WORK TASK »
Using the data below, return all lines in which "number" appears.

Dataset rows describing interfaces »

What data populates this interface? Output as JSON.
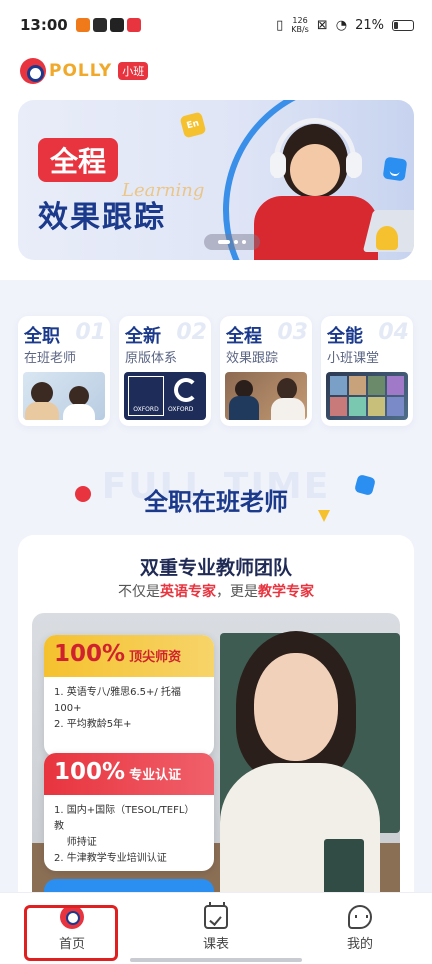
{
  "status_bar": {
    "time": "13:00",
    "speed_value": "126",
    "speed_unit": "KB/s",
    "battery": "21%"
  },
  "header": {
    "logo_text": "POLLY",
    "logo_badge": "小班"
  },
  "banner": {
    "tag": "全程",
    "subtitle": "效果跟踪",
    "script_word": "Learning",
    "badge": "En",
    "active_slide": 1,
    "slide_count": 3
  },
  "features": [
    {
      "title": "全职",
      "subtitle": "在班老师",
      "number": "01"
    },
    {
      "title": "全新",
      "subtitle": "原版体系",
      "number": "02",
      "logo_text": "OXFORD"
    },
    {
      "title": "全程",
      "subtitle": "效果跟踪",
      "number": "03"
    },
    {
      "title": "全能",
      "subtitle": "小班课堂",
      "number": "04"
    }
  ],
  "section": {
    "bg_word": "FULL TIME",
    "title": "全职在班老师"
  },
  "team": {
    "title": "双重专业教师团队",
    "sub_prefix": "不仅是",
    "sub_red1": "英语专家",
    "sub_mid": "，更是",
    "sub_red2": "教学专家",
    "box1": {
      "percent": "100%",
      "label": "顶尖师资",
      "items": [
        "1. 英语专八/雅思6.5+/ 托福100+",
        "2. 平均教龄5年+"
      ]
    },
    "box2": {
      "percent": "100%",
      "label": "专业认证",
      "items": [
        "1. 国内+国际（TESOL/TEFL）教",
        "    师持证",
        "2. 牛津教学专业培训认证"
      ]
    }
  },
  "tabbar": {
    "tabs": [
      {
        "label": "首页",
        "icon": "polly-home-icon",
        "active": true
      },
      {
        "label": "课表",
        "icon": "calendar-check-icon"
      },
      {
        "label": "我的",
        "icon": "profile-chat-icon"
      }
    ]
  },
  "colors": {
    "brand_blue": "#1b3a8c",
    "brand_red": "#e8343f",
    "accent_yellow": "#f5c12e",
    "accent_blue": "#2a8ff0",
    "highlight_red": "#e02020"
  }
}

RESPONSE »
      "number": "01"
      "number": "02",
      "number": "03"
      "number": "04"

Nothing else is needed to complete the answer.